With a new set of self-learning algorithms, suggests MVTec, users can simplify and accelerate programming processes significantly while being able to benefit from more robust detection rates and better classification results.
The latest HALCON release includes a range of functions for training convolutional neural networks (CNN). This marks the first time that customers can train CNNs with HALCON on the basis of deep learning algorithms, using sample pictures of their specific application. This, according to the company, will drastically reduce programming requirements and save both time and money.
"With HALCON 17.12, we are consistently refining our strategy to provide cutting edge technology to solve industrial challenges. With the introduction of deep learning functionality we make the added value of CNNs accessible to a wide user base. It enables many companies to train neural networks with their own resources at a much lower cost, and to profitably apply them in an industrial setting," explains Johannes Hiltner, Product Manager HALCON at MVTec.
Dr. Olaf Munkelt, Managing Director of MVTec Software GmbH, also commented: "The wide variety of functions in HALCON 17.12 also reflects the growing importance of artificial intelligence and self-learning algorithms in industrial machine vision. With this new version, we are targeting the requirements of the market – especially in the context of Industry 4.0, respectively the Industrial Internet of Things."
In addition to the deep learning functions, HALCON 17.12 offers other new features, improvements, and revised functions, including the ability to detect defects on reflective surfaces of objects, making it easier to integrate HDevEngine into developers’ application, and an improved automatic text reader, which has become better at detecting and reading letters and numbers that touch each other.

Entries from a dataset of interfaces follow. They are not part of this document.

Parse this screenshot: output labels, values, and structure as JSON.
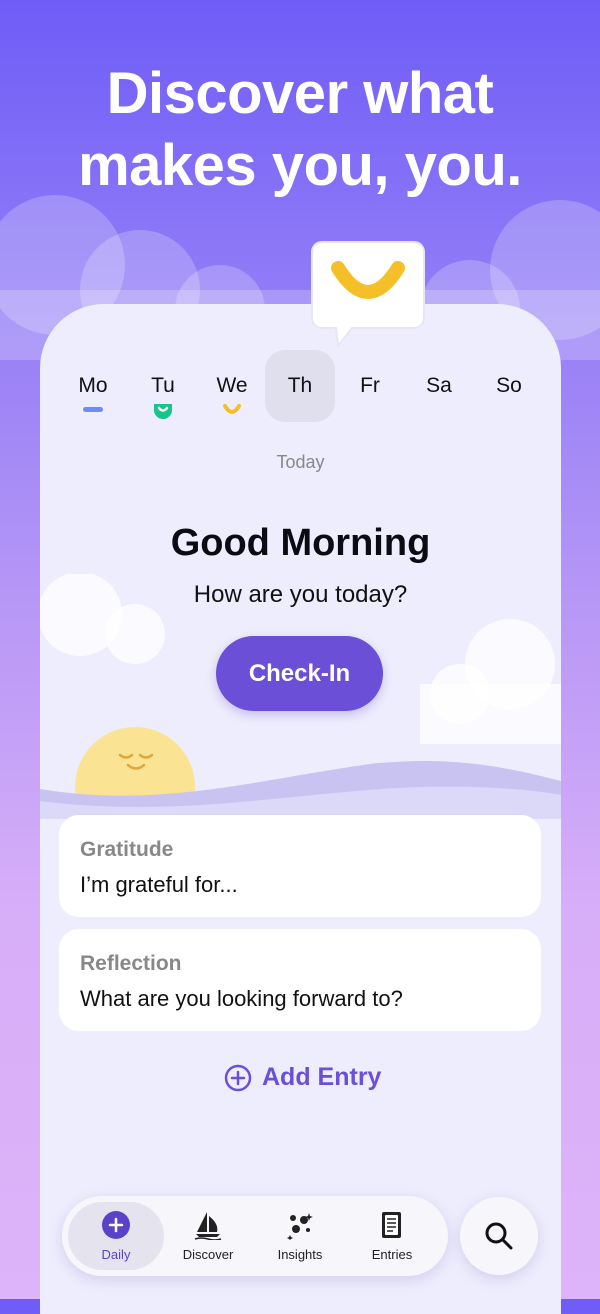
{
  "headline": {
    "line1": "Discover what",
    "line2": "makes you, you."
  },
  "days": [
    {
      "label": "Mo",
      "mood": "flat",
      "color": "#6b8ef2"
    },
    {
      "label": "Tu",
      "mood": "happy",
      "color": "#19c48a"
    },
    {
      "label": "We",
      "mood": "smile",
      "color": "#f5bf27"
    },
    {
      "label": "Th",
      "mood": "",
      "color": ""
    },
    {
      "label": "Fr",
      "mood": "",
      "color": ""
    },
    {
      "label": "Sa",
      "mood": "",
      "color": ""
    },
    {
      "label": "So",
      "mood": "",
      "color": ""
    }
  ],
  "selected_day": "Th",
  "today_label": "Today",
  "greeting": "Good Morning",
  "question": "How are you today?",
  "checkin_label": "Check-In",
  "cards": [
    {
      "title": "Gratitude",
      "text": "I’m grateful for..."
    },
    {
      "title": "Reflection",
      "text": "What are you looking forward to?"
    }
  ],
  "add_entry_label": "Add Entry",
  "tabs": [
    {
      "label": "Daily",
      "icon": "plus-circle-icon"
    },
    {
      "label": "Discover",
      "icon": "sailboat-icon"
    },
    {
      "label": "Insights",
      "icon": "sparkle-dots-icon"
    },
    {
      "label": "Entries",
      "icon": "journal-icon"
    }
  ],
  "active_tab": "Daily",
  "colors": {
    "accent": "#6b4fd6",
    "mood_yellow": "#f5bf27"
  }
}
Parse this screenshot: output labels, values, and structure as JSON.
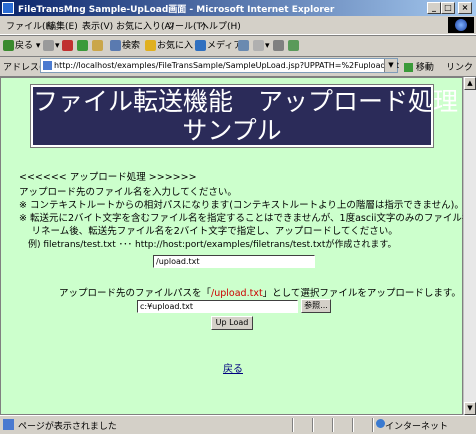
{
  "window": {
    "title": "FileTransMng Sample-UpLoad画面 - Microsoft Internet Explorer"
  },
  "menu": [
    "ファイル(F)",
    "編集(E)",
    "表示(V)",
    "お気に入り(A)",
    "ツール(T)",
    "ヘルプ(H)"
  ],
  "toolbar": {
    "back": "戻る",
    "search": "検索",
    "favorites": "お気に入り",
    "media": "メディア"
  },
  "address": {
    "label": "アドレス(D)",
    "url": "http://localhost/examples/FileTransSample/SampleUpLoad.jsp?UPPATH=%2Fupload.txt",
    "go": "移動",
    "links": "リンク"
  },
  "page": {
    "heading_line1": "ファイル転送機能　アップロード処理",
    "heading_line2": "サンプル",
    "section": "<<<<<<  アップロード処理  >>>>>>",
    "instructions": [
      "アップロード先のファイル名を入力してください。",
      "※ コンテキストルートからの相対パスになります(コンテキストルートより上の階層は指示できません)。",
      "※ 転送元に2バイト文字を含むファイル名を指定することはできませんが、1度ascii文字のみのファイル名に",
      "　 リネーム後、転送先ファイル名を2バイト文字で指定し、アップロードしてください。",
      "　例) filetrans/test.txt ･･･ http://host:port/examples/filetrans/test.txtが作成されます。"
    ],
    "dest_value": "/upload.txt",
    "upload_prefix": "アップロード先のファイルパスを「",
    "upload_path": "/upload.txt",
    "upload_suffix": "」として選択ファイルをアップロードします。",
    "file_value": "c:¥upload.txt",
    "browse_label": "参照...",
    "upload_button": "Up Load",
    "back_link": "戻る"
  },
  "status": {
    "text": "ページが表示されました",
    "zone": "インターネット"
  }
}
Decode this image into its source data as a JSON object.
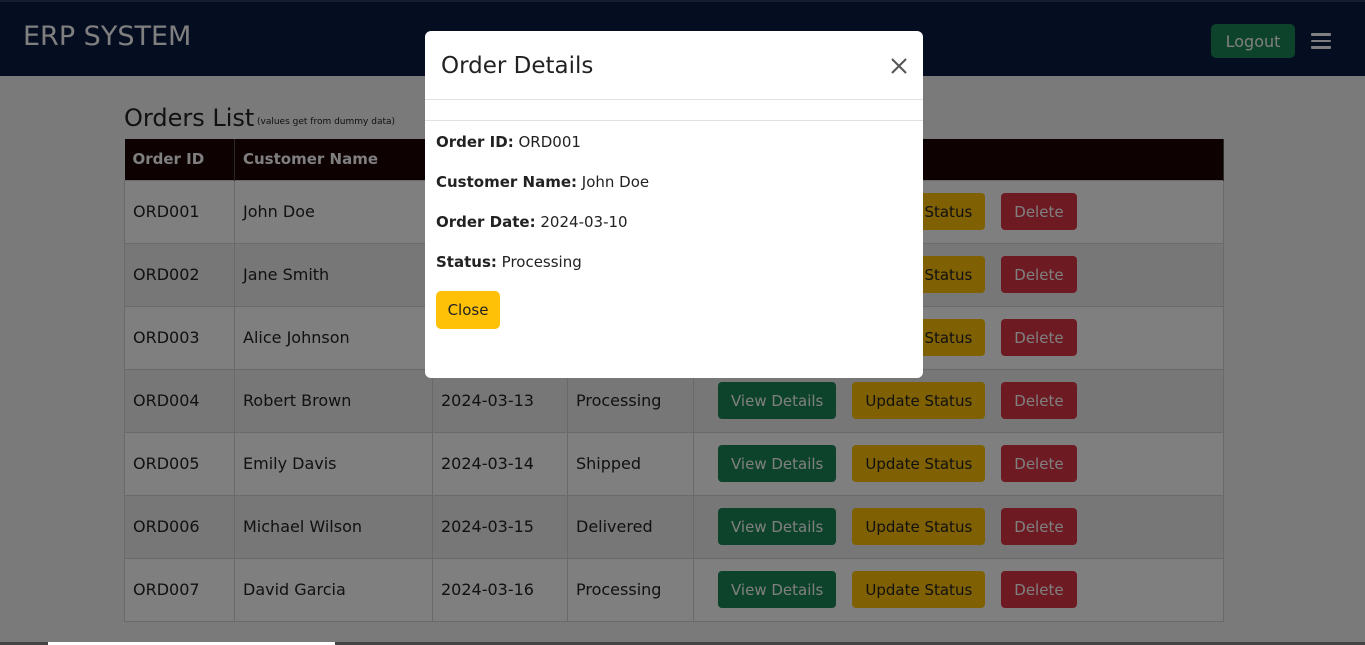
{
  "navbar": {
    "brand": "ERP SYSTEM",
    "logout_label": "Logout",
    "menu_icon": "hamburger-icon"
  },
  "page": {
    "title": "Orders List",
    "note": "(values get from dummy data)"
  },
  "table": {
    "headers": [
      "Order ID",
      "Customer Name"
    ],
    "rows": [
      {
        "id": "ORD001",
        "customer": "John Doe",
        "date": "",
        "status": ""
      },
      {
        "id": "ORD002",
        "customer": "Jane Smith",
        "date": "",
        "status": ""
      },
      {
        "id": "ORD003",
        "customer": "Alice Johnson",
        "date": "",
        "status": ""
      },
      {
        "id": "ORD004",
        "customer": "Robert Brown",
        "date": "2024-03-13",
        "status": "Processing"
      },
      {
        "id": "ORD005",
        "customer": "Emily Davis",
        "date": "2024-03-14",
        "status": "Shipped"
      },
      {
        "id": "ORD006",
        "customer": "Michael Wilson",
        "date": "2024-03-15",
        "status": "Delivered"
      },
      {
        "id": "ORD007",
        "customer": "David Garcia",
        "date": "2024-03-16",
        "status": "Processing"
      }
    ],
    "actions": {
      "view": "View Details",
      "update": "Update Status",
      "delete": "Delete"
    }
  },
  "modal": {
    "title": "Order Details",
    "close_icon": "close-icon",
    "fields": [
      {
        "label": "Order ID:",
        "value": "ORD001"
      },
      {
        "label": "Customer Name:",
        "value": "John Doe"
      },
      {
        "label": "Order Date:",
        "value": "2024-03-10"
      },
      {
        "label": "Status:",
        "value": "Processing"
      }
    ],
    "close_label": "Close"
  },
  "colors": {
    "navbar": "#0b1a40",
    "success": "#198754",
    "warning": "#ffc107",
    "danger": "#dc3545",
    "table_header": "#1a0305"
  }
}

Further, the new software version offers a new method to fuse the data from different 3D point clouds into one unified model, which simplifies the post-processing of such point clouds through a much more accurate reconstruction of objects, according to MVTec.
View more information on HALCON.